Brick and mortar isn't dying
The shorthand story for today's retail shift is that e-commerce is taking over the brick-and-mortar channel. However, while it's crucial for retailers like Macy's to invest in the online channel, they also need to remember that their brick-and-mortar stores remain the bigger driver of their financial performance. Macy's doesn't break out its online sales, but based on its store base and $25 billion in annual revenue, it's fair to say that the substantial majority of its revenue comes from its stores. Overall, only 9% of all retail sales in the U.S. come online, so there's still plenty of opportunity at physical stores.
For a company like Macy's, which is best known for operating gigantic, multi-level stores in downtown areas like New York's Herald Square and the Chicago Loop, stores will continue to be the heart of its business. Macy's move to acquire STORY and bring on Shechtman shows the company understands this.
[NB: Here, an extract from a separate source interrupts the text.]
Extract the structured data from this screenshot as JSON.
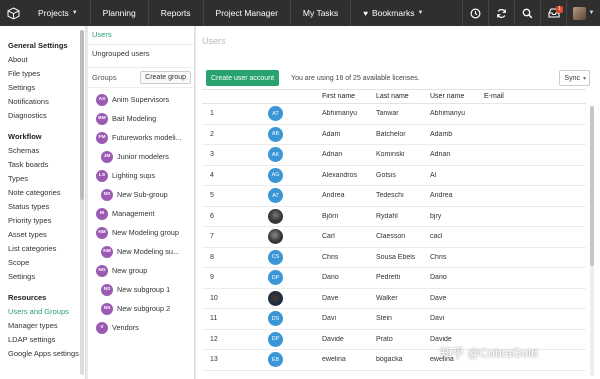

The stock rose modestly on the news, but investors may be underestimating the impact that Shechtman could have. Macy's central, high-traffic locations should be huge assets for the brand, and it has plenty of space to devote to experiential and experimental retail. Shechtman can help those stores -- and therefore, the company -- unlock that value.